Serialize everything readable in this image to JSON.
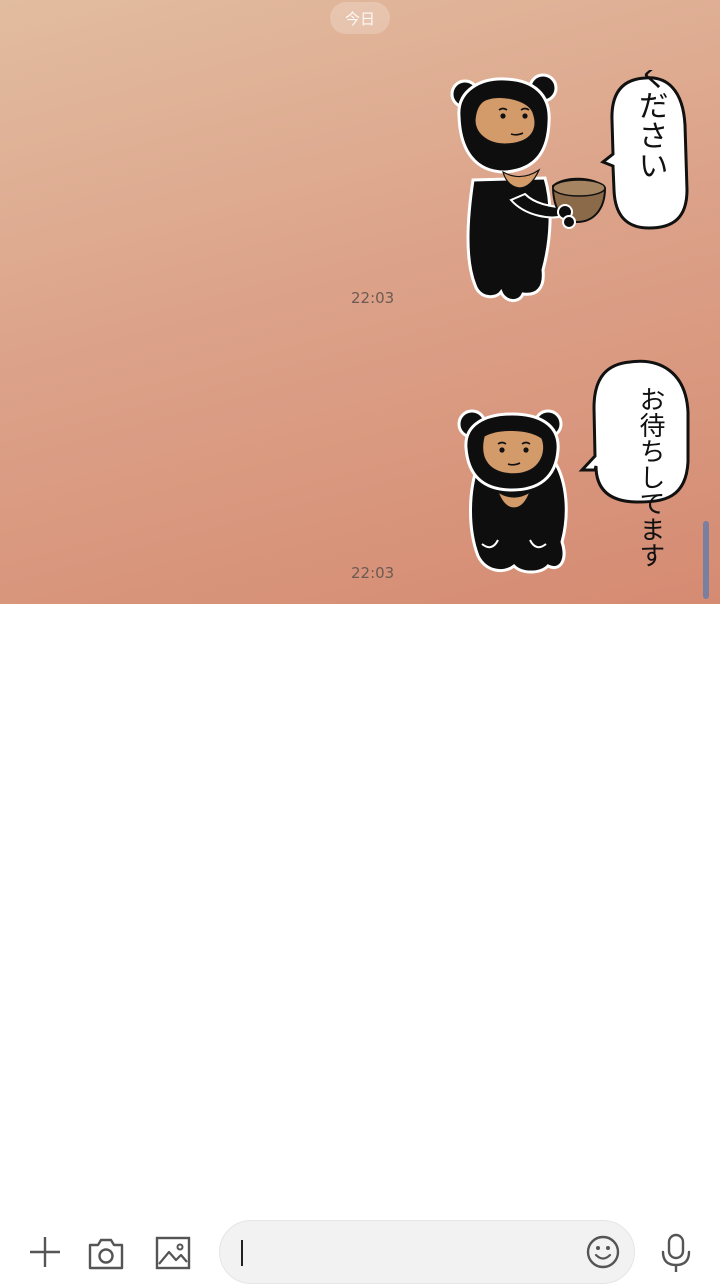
{
  "chat": {
    "date_label": "今日",
    "messages": [
      {
        "type": "sticker",
        "sticker": "bear-offering-bowl-sticker",
        "speech": "ください",
        "time": "22:03"
      },
      {
        "type": "sticker",
        "sticker": "bear-sitting-waiting-sticker",
        "speech": "お待ちしてます",
        "time": "22:03"
      }
    ]
  },
  "input_bar": {
    "add_icon": "plus-icon",
    "camera_icon": "camera-icon",
    "gallery_icon": "image-icon",
    "input_value": "",
    "emoji_icon": "emoji-icon",
    "mic_icon": "microphone-icon"
  },
  "colors": {
    "chat_top": "#e2bc9f",
    "chat_bottom": "#d58b72",
    "bear": "#0e0e0e",
    "bear_face": "#d39a6a",
    "bowl": "#8a6a48",
    "icon": "#555555"
  }
}
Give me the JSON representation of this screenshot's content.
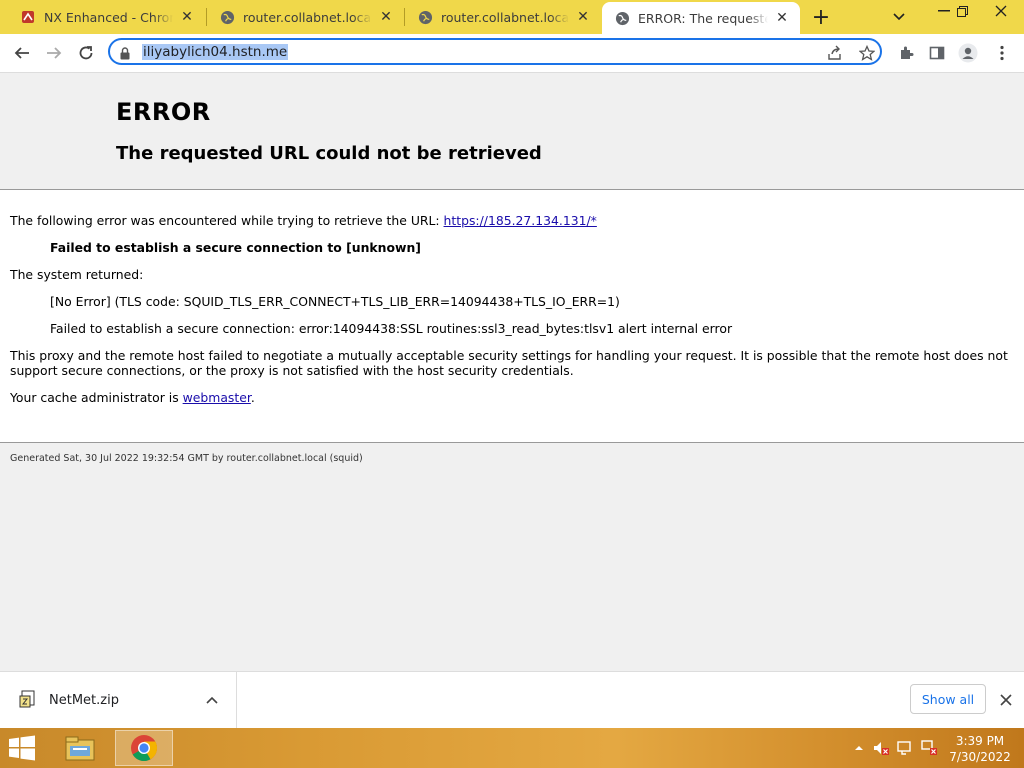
{
  "browser": {
    "tabs": [
      {
        "title": "NX Enhanced - Chrome W",
        "favicon": "nx-enhanced-icon",
        "active": false
      },
      {
        "title": "router.collabnet.local/blo",
        "favicon": "globe-icon",
        "active": false
      },
      {
        "title": "router.collabnet.local/blo",
        "favicon": "globe-icon",
        "active": false
      },
      {
        "title": "ERROR: The requested UR",
        "favicon": "globe-icon",
        "active": true
      }
    ],
    "address_bar": {
      "url": "iliyabylich04.hstn.me"
    }
  },
  "page": {
    "heading": "ERROR",
    "subheading": "The requested URL could not be retrieved",
    "intro_text": "The following error was encountered while trying to retrieve the URL:",
    "intro_link": "https://185.27.134.131/*",
    "error_summary": "Failed to establish a secure connection to [unknown]",
    "system_returned_label": "The system returned:",
    "system_detail_1": "[No Error] (TLS code: SQUID_TLS_ERR_CONNECT+TLS_LIB_ERR=14094438+TLS_IO_ERR=1)",
    "system_detail_2": "Failed to establish a secure connection: error:14094438:SSL routines:ssl3_read_bytes:tlsv1 alert internal error",
    "explanation_line_1": "This proxy and the remote host failed to negotiate a mutually acceptable security settings for handling your request. It is possible that the remote host does not",
    "explanation_line_2": "support secure connections, or the proxy is not satisfied with the host security credentials.",
    "admin_text": "Your cache administrator is",
    "admin_link": "webmaster",
    "admin_suffix": ".",
    "footer": "Generated Sat, 30 Jul 2022 19:32:54 GMT by router.collabnet.local (squid)"
  },
  "download_bar": {
    "file_name": "NetMet.zip",
    "show_all_label": "Show all"
  },
  "taskbar": {
    "time": "3:39 PM",
    "date": "7/30/2022"
  },
  "colors": {
    "tab_strip": "#f0d84a",
    "omnibox_focus": "#1a73e8",
    "link": "#1a0dab",
    "taskbar": "#d99a34"
  }
}
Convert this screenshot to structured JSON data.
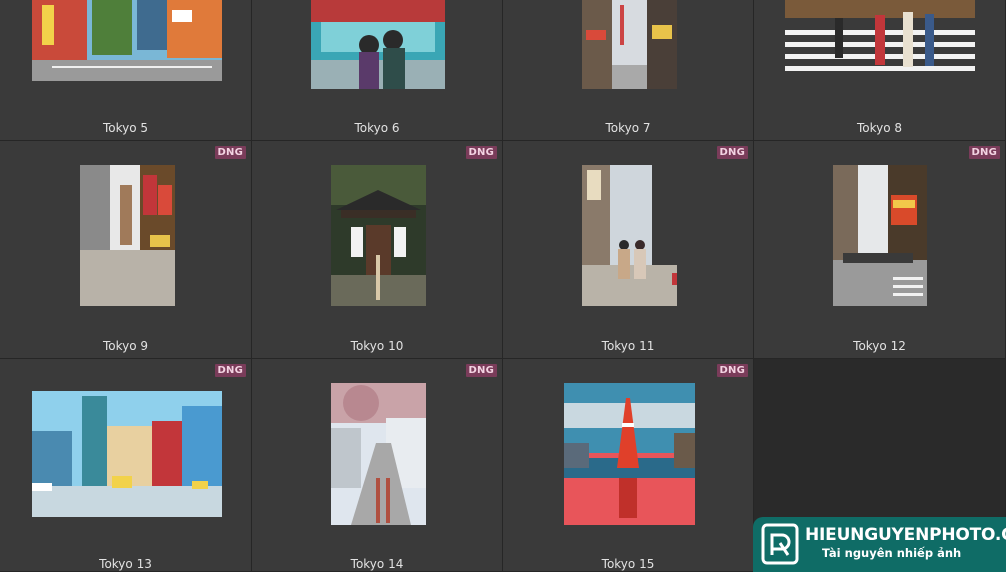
{
  "thumbnails": [
    {
      "name": "Tokyo 5",
      "badge": ""
    },
    {
      "name": "Tokyo 6",
      "badge": ""
    },
    {
      "name": "Tokyo 7",
      "badge": ""
    },
    {
      "name": "Tokyo 8",
      "badge": ""
    },
    {
      "name": "Tokyo 9",
      "badge": "DNG"
    },
    {
      "name": "Tokyo 10",
      "badge": "DNG"
    },
    {
      "name": "Tokyo 11",
      "badge": "DNG"
    },
    {
      "name": "Tokyo 12",
      "badge": "DNG"
    },
    {
      "name": "Tokyo 13",
      "badge": "DNG"
    },
    {
      "name": "Tokyo 14",
      "badge": "DNG"
    },
    {
      "name": "Tokyo 15",
      "badge": "DNG"
    }
  ],
  "watermark": {
    "brand": "HIEUNGUYENPHOTO.COM",
    "tagline": "Tài nguyên nhiếp ảnh"
  },
  "colors": {
    "badge_bg": "#7a3c5a",
    "cell_bg": "#3a3a3a",
    "watermark_bg": "#0f6c66"
  }
}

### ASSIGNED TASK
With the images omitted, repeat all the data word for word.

### SOLUTION TO THIS TASK
Serialize everything readable in this image to JSON.
{
  "chat": {
    "date_label": "今日",
    "messages": [
      {
        "type": "sticker",
        "sticker": "bear-offering-bowl-sticker",
        "speech": "ください",
        "time": "22:03"
      },
      {
        "type": "sticker",
        "sticker": "bear-sitting-waiting-sticker",
        "speech": "お待ちしてます",
        "time": "22:03"
      }
    ]
  },
  "input_bar": {
    "add_icon": "plus-icon",
    "camera_icon": "camera-icon",
    "gallery_icon": "image-icon",
    "input_value": "",
    "emoji_icon": "emoji-icon",
    "mic_icon": "microphone-icon"
  },
  "colors": {
    "chat_top": "#e2bc9f",
    "chat_bottom": "#d58b72",
    "bear": "#0e0e0e",
    "bear_face": "#d39a6a",
    "bowl": "#8a6a48",
    "icon": "#555555"
  }
}
Give me the JSON representation of this screenshot's content.
{
  "browser": {
    "tabs": [
      {
        "title": "NX Enhanced - Chrome W",
        "favicon": "nx-enhanced-icon",
        "active": false
      },
      {
        "title": "router.collabnet.local/blo",
        "favicon": "globe-icon",
        "active": false
      },
      {
        "title": "router.collabnet.local/blo",
        "favicon": "globe-icon",
        "active": false
      },
      {
        "title": "ERROR: The requested UR",
        "favicon": "globe-icon",
        "active": true
      }
    ],
    "address_bar": {
      "url": "iliyabylich04.hstn.me"
    }
  },
  "page": {
    "heading": "ERROR",
    "subheading": "The requested URL could not be retrieved",
    "intro_text": "The following error was encountered while trying to retrieve the URL:",
    "intro_link": "https://185.27.134.131/*",
    "error_summary": "Failed to establish a secure connection to [unknown]",
    "system_returned_label": "The system returned:",
    "system_detail_1": "[No Error] (TLS code: SQUID_TLS_ERR_CONNECT+TLS_LIB_ERR=14094438+TLS_IO_ERR=1)",
    "system_detail_2": "Failed to establish a secure connection: error:14094438:SSL routines:ssl3_read_bytes:tlsv1 alert internal error",
    "explanation_line_1": "This proxy and the remote host failed to negotiate a mutually acceptable security settings for handling your request. It is possible that the remote host does not",
    "explanation_line_2": "support secure connections, or the proxy is not satisfied with the host security credentials.",
    "admin_text": "Your cache administrator is",
    "admin_link": "webmaster",
    "admin_suffix": ".",
    "footer": "Generated Sat, 30 Jul 2022 19:32:54 GMT by router.collabnet.local (squid)"
  },
  "download_bar": {
    "file_name": "NetMet.zip",
    "show_all_label": "Show all"
  },
  "taskbar": {
    "time": "3:39 PM",
    "date": "7/30/2022"
  },
  "colors": {
    "tab_strip": "#f0d84a",
    "omnibox_focus": "#1a73e8",
    "link": "#1a0dab",
    "taskbar": "#d99a34"
  }
}
Convert this screenshot to structured JSON data.
{
  "thumbnails": [
    {
      "name": "Tokyo 5",
      "badge": ""
    },
    {
      "name": "Tokyo 6",
      "badge": ""
    },
    {
      "name": "Tokyo 7",
      "badge": ""
    },
    {
      "name": "Tokyo 8",
      "badge": ""
    },
    {
      "name": "Tokyo 9",
      "badge": "DNG"
    },
    {
      "name": "Tokyo 10",
      "badge": "DNG"
    },
    {
      "name": "Tokyo 11",
      "badge": "DNG"
    },
    {
      "name": "Tokyo 12",
      "badge": "DNG"
    },
    {
      "name": "Tokyo 13",
      "badge": "DNG"
    },
    {
      "name": "Tokyo 14",
      "badge": "DNG"
    },
    {
      "name": "Tokyo 15",
      "badge": "DNG"
    }
  ],
  "watermark": {
    "brand": "HIEUNGUYENPHOTO.COM",
    "tagline": "Tài nguyên nhiếp ảnh"
  },
  "colors": {
    "badge_bg": "#7a3c5a",
    "cell_bg": "#3a3a3a",
    "watermark_bg": "#0f6c66"
  }
}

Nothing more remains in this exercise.